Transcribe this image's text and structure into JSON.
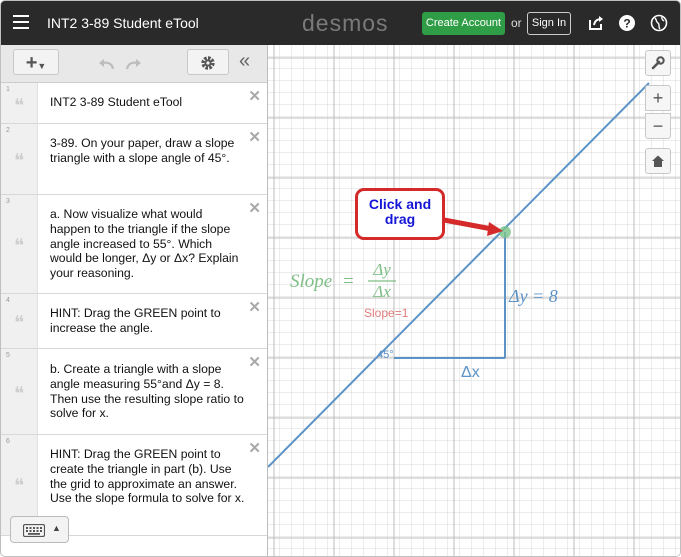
{
  "app": {
    "title": "INT2 3-89 Student eTool",
    "logo": "desmos",
    "create_account": "Create Account",
    "or": "or",
    "sign_in": "Sign In"
  },
  "toolbar": {
    "add_icon": "plus-icon",
    "collapse_icon": "double-chevron-left-icon"
  },
  "items": [
    {
      "num": "1",
      "text": "INT2 3-89 Student eTool"
    },
    {
      "num": "2",
      "text": "3-89. On your paper, draw a slope triangle with a slope angle of 45°."
    },
    {
      "num": "3",
      "text": "a. Now visualize what would happen to the triangle if the slope angle increased to 55°. Which would be longer, Δy or Δx? Explain your reasoning."
    },
    {
      "num": "4",
      "text": "HINT: Drag the GREEN point to increase the angle."
    },
    {
      "num": "5",
      "text": "b. Create a triangle with a slope angle measuring 55°and Δy = 8. Then use the resulting slope ratio to solve for x."
    },
    {
      "num": "6",
      "text": "HINT: Drag the GREEN point to create the triangle in part (b). Use the grid to approximate an answer. Use the slope formula to solve for x."
    }
  ],
  "graph": {
    "slope_word": "Slope",
    "equals": "=",
    "delta_y": "Δy",
    "delta_x": "Δx",
    "slope_value": "Slope=1",
    "angle_label": "45°",
    "dy_label": "Δy = 8",
    "dx_label": "Δx",
    "line_color": "#5b93c7",
    "point_color": "#7cc48b",
    "formula_color": "#7fbf87",
    "slope_value_color": "#e07c7c"
  },
  "callout": {
    "line1": "Click and",
    "line2": "drag"
  }
}
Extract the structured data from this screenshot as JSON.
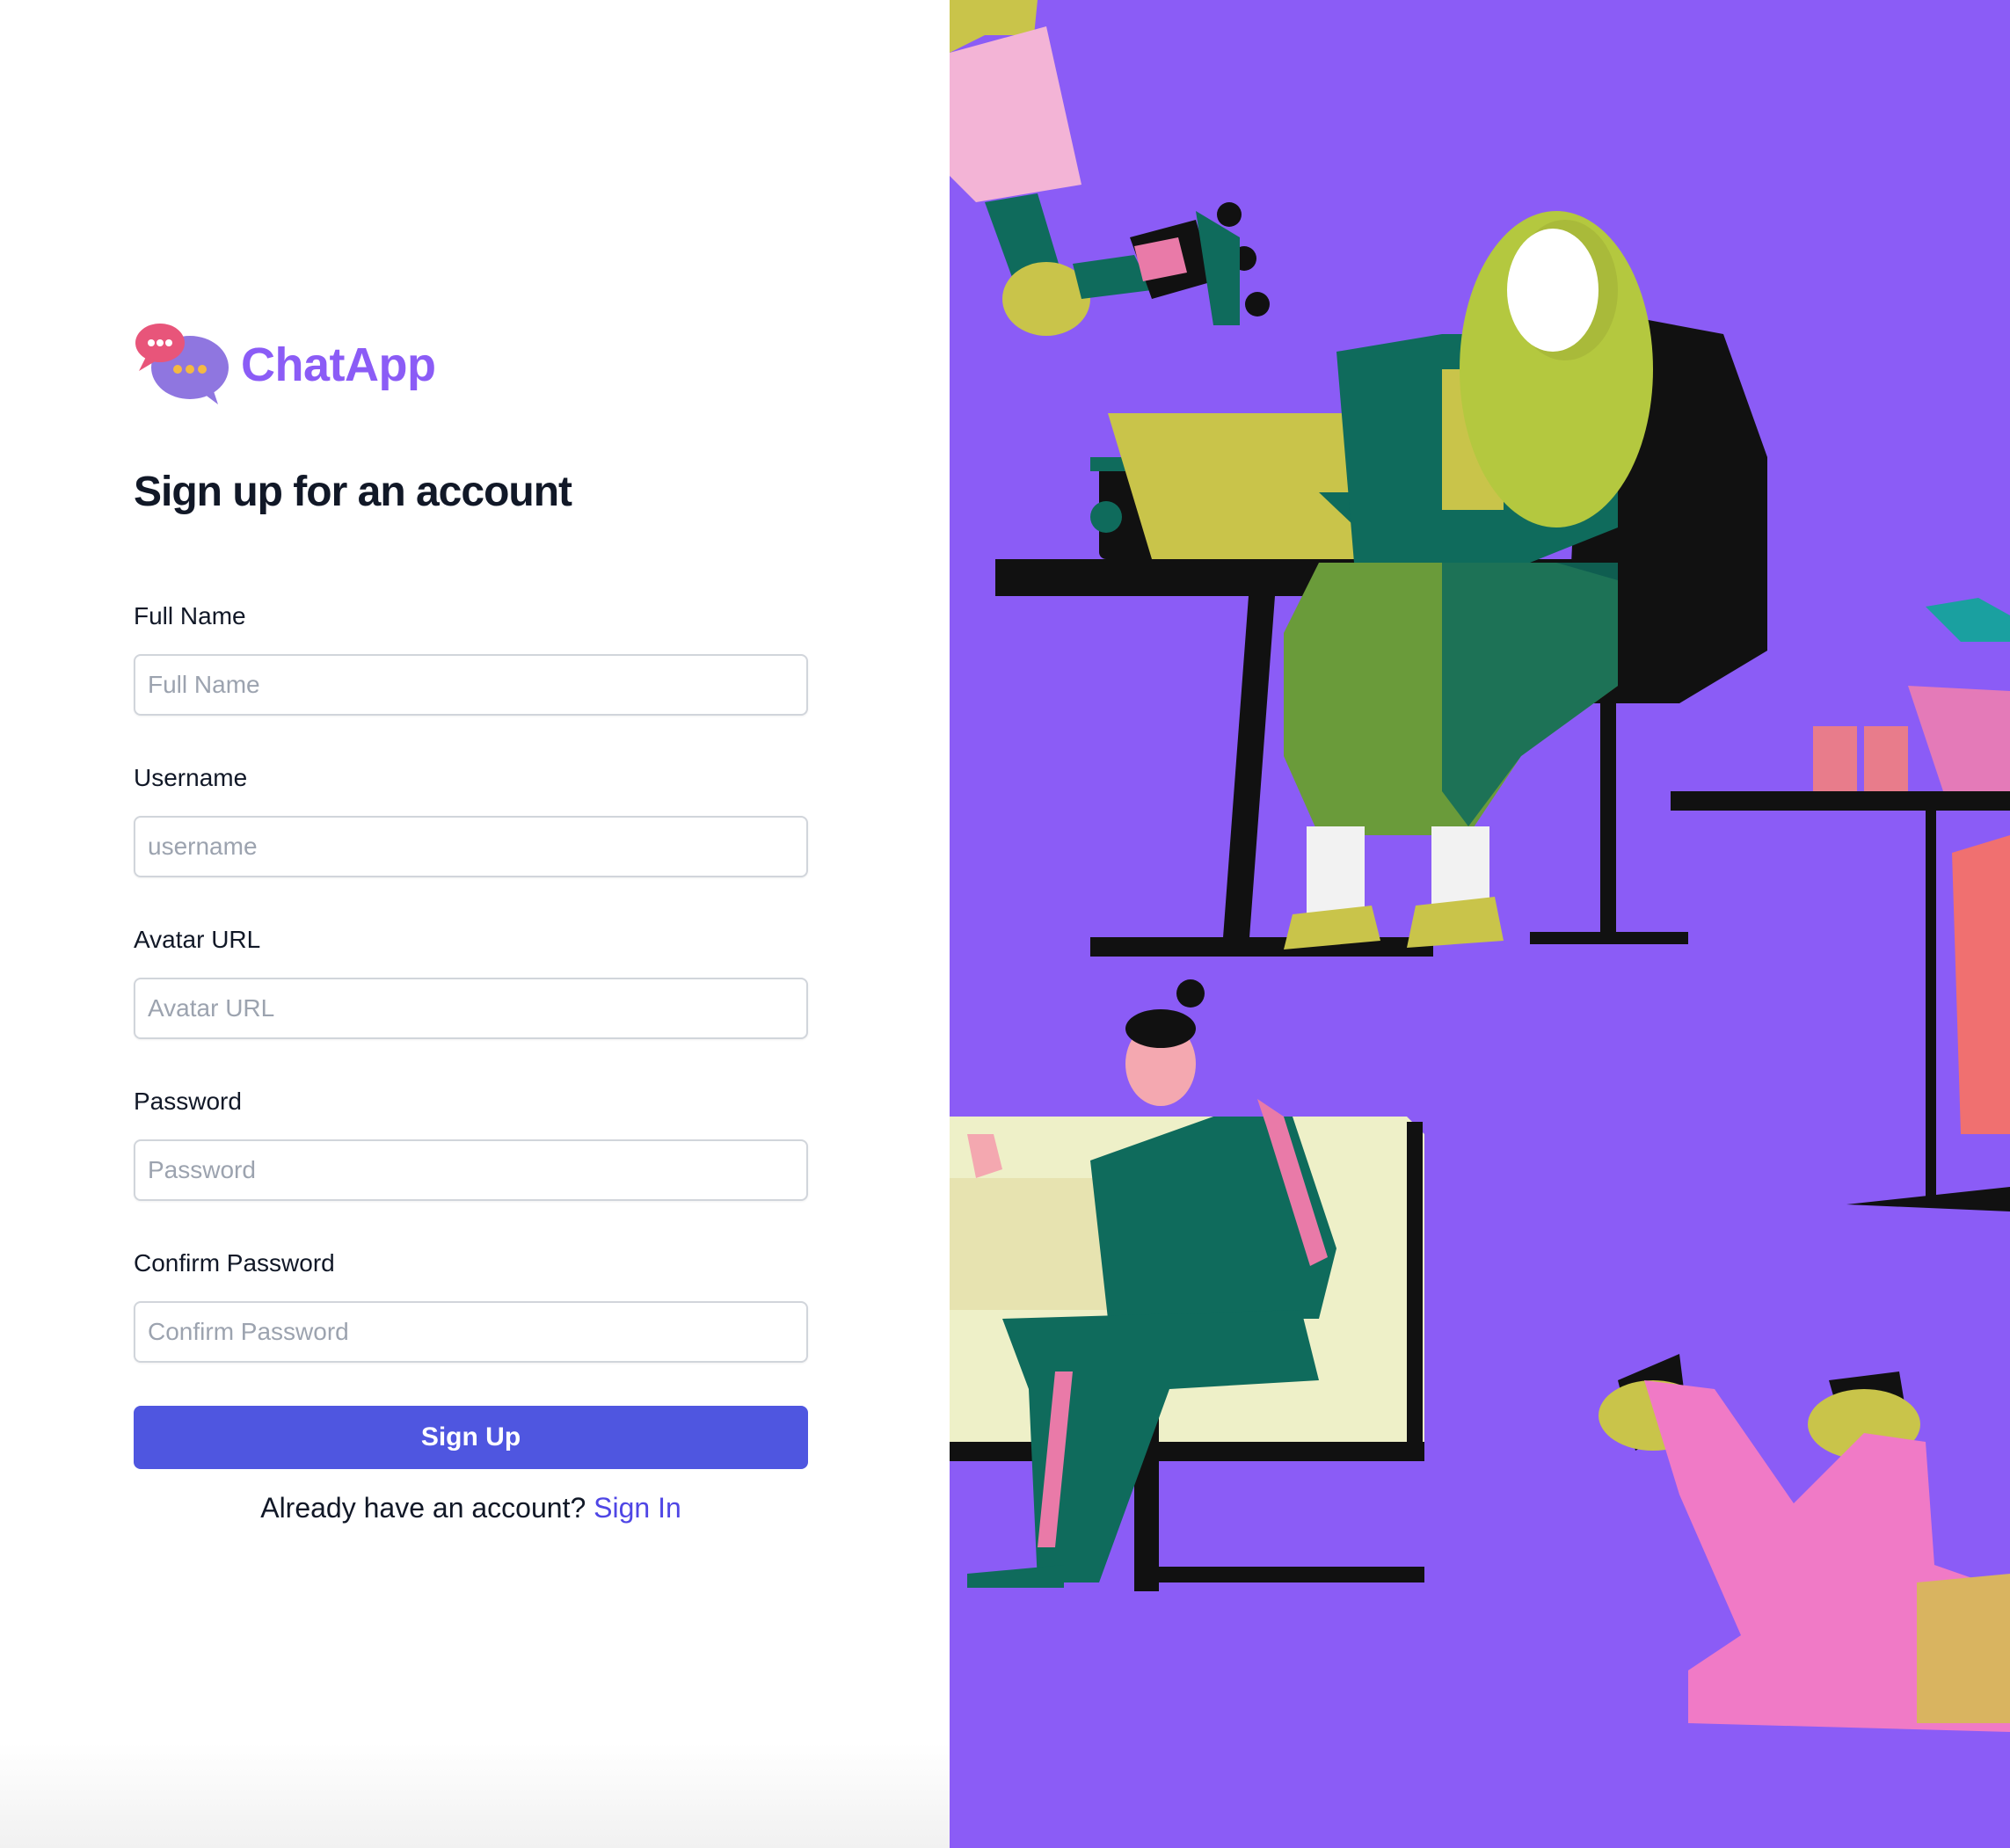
{
  "brand": {
    "name": "ChatApp",
    "logo_icon": "chat-bubbles-icon"
  },
  "form": {
    "heading": "Sign up for an account",
    "fields": [
      {
        "label": "Full Name",
        "placeholder": "Full Name",
        "value": ""
      },
      {
        "label": "Username",
        "placeholder": "username",
        "value": ""
      },
      {
        "label": "Avatar URL",
        "placeholder": "Avatar URL",
        "value": ""
      },
      {
        "label": "Password",
        "placeholder": "Password",
        "value": ""
      },
      {
        "label": "Confirm Password",
        "placeholder": "Confirm Password",
        "value": ""
      }
    ],
    "submit_label": "Sign Up",
    "signin_prompt": "Already have an account?",
    "signin_link": "Sign In"
  },
  "colors": {
    "brand": "#8b5cf6",
    "primary_button": "#4f56e0",
    "link": "#4f46e5",
    "illustration_background": "#8b5cf6"
  }
}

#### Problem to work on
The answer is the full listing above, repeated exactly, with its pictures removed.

#### Answer to the exercise
Transcribe this image's text and structure into JSON.
{
  "app": {
    "title": "INT2 3-89 Student eTool",
    "logo": "desmos",
    "create_account": "Create Account",
    "or": "or",
    "sign_in": "Sign In"
  },
  "toolbar": {
    "add_icon": "plus-icon",
    "collapse_icon": "double-chevron-left-icon"
  },
  "items": [
    {
      "num": "1",
      "text": "INT2 3-89 Student eTool"
    },
    {
      "num": "2",
      "text": "3-89. On your paper, draw a slope triangle with a slope angle of 45°."
    },
    {
      "num": "3",
      "text": "a. Now visualize what would happen to the triangle if the slope angle increased to 55°. Which would be longer, Δy or Δx? Explain your reasoning."
    },
    {
      "num": "4",
      "text": "HINT: Drag the GREEN point to increase the angle."
    },
    {
      "num": "5",
      "text": "b. Create a triangle with a slope angle measuring 55°and Δy = 8. Then use the resulting slope ratio to solve for x."
    },
    {
      "num": "6",
      "text": "HINT: Drag the GREEN point to create the triangle in part (b). Use the grid to approximate an answer. Use the slope formula to solve for x."
    }
  ],
  "graph": {
    "slope_word": "Slope",
    "equals": "=",
    "delta_y": "Δy",
    "delta_x": "Δx",
    "slope_value": "Slope=1",
    "angle_label": "45°",
    "dy_label": "Δy = 8",
    "dx_label": "Δx",
    "line_color": "#5b93c7",
    "point_color": "#7cc48b",
    "formula_color": "#7fbf87",
    "slope_value_color": "#e07c7c"
  },
  "callout": {
    "line1": "Click and",
    "line2": "drag"
  }
}
Extract the structured data from this screenshot as JSON.
{
  "brand": {
    "name": "ChatApp",
    "logo_icon": "chat-bubbles-icon"
  },
  "form": {
    "heading": "Sign up for an account",
    "fields": [
      {
        "label": "Full Name",
        "placeholder": "Full Name",
        "value": ""
      },
      {
        "label": "Username",
        "placeholder": "username",
        "value": ""
      },
      {
        "label": "Avatar URL",
        "placeholder": "Avatar URL",
        "value": ""
      },
      {
        "label": "Password",
        "placeholder": "Password",
        "value": ""
      },
      {
        "label": "Confirm Password",
        "placeholder": "Confirm Password",
        "value": ""
      }
    ],
    "submit_label": "Sign Up",
    "signin_prompt": "Already have an account?",
    "signin_link": "Sign In"
  },
  "colors": {
    "brand": "#8b5cf6",
    "primary_button": "#4f56e0",
    "link": "#4f46e5",
    "illustration_background": "#8b5cf6"
  }
}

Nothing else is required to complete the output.